● The problem
Your task is to reproduce the entries below word for word.

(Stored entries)
■ ■ ■ ■ ■ ■ ■
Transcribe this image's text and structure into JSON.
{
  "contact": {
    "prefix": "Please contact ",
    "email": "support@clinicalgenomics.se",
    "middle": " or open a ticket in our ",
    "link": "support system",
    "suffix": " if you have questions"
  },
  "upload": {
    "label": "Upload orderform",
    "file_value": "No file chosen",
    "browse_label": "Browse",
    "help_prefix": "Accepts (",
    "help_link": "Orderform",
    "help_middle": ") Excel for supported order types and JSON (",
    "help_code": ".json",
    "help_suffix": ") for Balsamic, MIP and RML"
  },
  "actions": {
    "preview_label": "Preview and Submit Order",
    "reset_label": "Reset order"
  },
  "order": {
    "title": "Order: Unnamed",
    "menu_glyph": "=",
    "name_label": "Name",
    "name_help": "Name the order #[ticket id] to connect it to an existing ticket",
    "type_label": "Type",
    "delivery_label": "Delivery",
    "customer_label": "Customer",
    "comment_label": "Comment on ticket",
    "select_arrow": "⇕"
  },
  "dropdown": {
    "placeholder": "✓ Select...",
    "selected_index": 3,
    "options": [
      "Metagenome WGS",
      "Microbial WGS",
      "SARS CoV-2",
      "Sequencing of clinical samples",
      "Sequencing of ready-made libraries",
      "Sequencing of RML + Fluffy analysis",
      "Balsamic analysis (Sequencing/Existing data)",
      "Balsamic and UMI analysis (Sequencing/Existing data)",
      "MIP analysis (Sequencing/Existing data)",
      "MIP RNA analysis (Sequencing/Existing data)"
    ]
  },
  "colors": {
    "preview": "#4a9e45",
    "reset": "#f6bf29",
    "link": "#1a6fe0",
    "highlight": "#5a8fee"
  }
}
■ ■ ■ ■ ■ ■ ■
● Task output
Transcribe this image's text and structure into JSON.
{
  "contact": {
    "prefix": "Please contact ",
    "email": "support@clinicalgenomics.se",
    "middle": " or open a ticket in our ",
    "link": "support system",
    "suffix": " if you have questions"
  },
  "upload": {
    "label": "Upload orderform",
    "file_value": "No file chosen",
    "browse_label": "Browse",
    "help_prefix": "Accepts (",
    "help_link": "Orderform",
    "help_middle": ") Excel for supported order types and JSON (",
    "help_code": ".json",
    "help_suffix": ") for Balsamic, MIP and RML"
  },
  "actions": {
    "preview_label": "Preview and Submit Order",
    "reset_label": "Reset order"
  },
  "order": {
    "title": "Order: Unnamed",
    "menu_glyph": "=",
    "name_label": "Name",
    "name_help": "Name the order #[ticket id] to connect it to an existing ticket",
    "type_label": "Type",
    "delivery_label": "Delivery",
    "customer_label": "Customer",
    "comment_label": "Comment on ticket",
    "select_arrow": "⇕"
  },
  "dropdown": {
    "placeholder": "✓ Select...",
    "selected_index": 3,
    "options": [
      "Metagenome WGS",
      "Microbial WGS",
      "SARS CoV-2",
      "Sequencing of clinical samples",
      "Sequencing of ready-made libraries",
      "Sequencing of RML + Fluffy analysis",
      "Balsamic analysis (Sequencing/Existing data)",
      "Balsamic and UMI analysis (Sequencing/Existing data)",
      "MIP analysis (Sequencing/Existing data)",
      "MIP RNA analysis (Sequencing/Existing data)"
    ]
  },
  "colors": {
    "preview": "#4a9e45",
    "reset": "#f6bf29",
    "link": "#1a6fe0",
    "highlight": "#5a8fee"
  }
}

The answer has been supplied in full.